Drug rip-off, Seaton

PUBLISHED: 13:05 30 June 2010 | UPDATED: 13:05 30 June 2010

Ref mha drugs.

Ref mha drugs.

(c) Paul Katz

DRUG users in Seaton have been ripped-off - after police tests revealed what the substances they bought really contained.

Police have discovered many people caught in possession had paid for a substance which contained a small percentage of drugs they thought they were buying, or another drug all together.

An offender was arrested and cautioned for possession of cocaine in December last year. But when the substance was tested, it was found to contain only 0.01g of the Class A drug.

Sergeant Richard Stonecliffe said: “I would like to remind people who are considering using such drugs that they can never be sure of the quality of the product they are buying.

“Repeatedly we encounter users who have bought drugs that either contain very little of the drug they expected or a different drug completely.

“Using drugs is not only illegal, but people are not getting what they pay for. They are effectively getting ripped-off.
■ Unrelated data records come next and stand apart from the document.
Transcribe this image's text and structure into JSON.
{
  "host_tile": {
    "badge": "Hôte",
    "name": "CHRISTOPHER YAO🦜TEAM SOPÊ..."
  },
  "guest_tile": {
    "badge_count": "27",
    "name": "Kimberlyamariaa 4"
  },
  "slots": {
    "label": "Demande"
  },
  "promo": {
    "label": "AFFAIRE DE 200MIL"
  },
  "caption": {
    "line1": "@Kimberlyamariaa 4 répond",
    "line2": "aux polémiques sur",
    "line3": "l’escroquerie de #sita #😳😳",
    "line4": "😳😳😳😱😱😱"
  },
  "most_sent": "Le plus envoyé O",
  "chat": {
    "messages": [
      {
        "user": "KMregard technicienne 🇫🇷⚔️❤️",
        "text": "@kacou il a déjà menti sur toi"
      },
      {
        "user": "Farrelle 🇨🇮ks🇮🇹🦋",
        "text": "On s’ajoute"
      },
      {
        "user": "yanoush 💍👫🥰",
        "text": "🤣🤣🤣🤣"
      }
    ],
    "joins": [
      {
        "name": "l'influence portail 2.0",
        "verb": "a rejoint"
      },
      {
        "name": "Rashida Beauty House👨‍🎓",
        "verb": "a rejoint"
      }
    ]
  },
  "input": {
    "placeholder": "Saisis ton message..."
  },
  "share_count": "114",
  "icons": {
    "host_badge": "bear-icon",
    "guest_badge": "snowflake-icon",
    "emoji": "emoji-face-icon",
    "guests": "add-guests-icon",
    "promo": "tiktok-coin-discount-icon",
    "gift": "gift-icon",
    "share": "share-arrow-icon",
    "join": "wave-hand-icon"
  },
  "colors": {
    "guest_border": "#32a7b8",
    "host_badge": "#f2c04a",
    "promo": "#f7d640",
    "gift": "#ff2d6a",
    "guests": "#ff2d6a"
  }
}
Aside from the dangers of using drugs, people could be putting their health further at risk if drugs are mixed with other chemicals.

Sgt Stonecliffe added: “Whilst many of these drugs are cut or mixed with inert substances, users can never be sure that the drugs are safe.” Following a police operation at a rave at The Grove nightclub in March, four people were cautioned for possession of drugs for personal.

A 21 year-old was caught with five tablets of Class A drug 2CB, a 20-year-old was found with three tablets of Class B drugs BZP and TFMPP, another 20-year-old was found with Class C ketamine and a 25-year-old was caught with Class C BZP and TFMPP. All four live outside of Devon.

Sgt Stonecliffe added: “Whilst the amount of drugs concerned in these cases are small, we will continue to target and prosecute people who use illegal drugs in Seaton.”

* BZP (bennzylpiperazine) and TFMPP (trifluoromethylphenylpiperazine) are usually mixed together and sold as the legal alternative to ‘ecstasy’. Side effects can include epilectic fits or seizures, insomnia, anxiety and headaches.

*2CB is often used at the peak of an ecstasy trip or on its own and sometimes is sold as E, even though the effects have been described as different. At higher doses, 2CB can lead to hallucinations. It can increase feelings of depression.

Most Read

Most Read

Latest from the Midweek Herald

Hot Jobs

Show Job Lists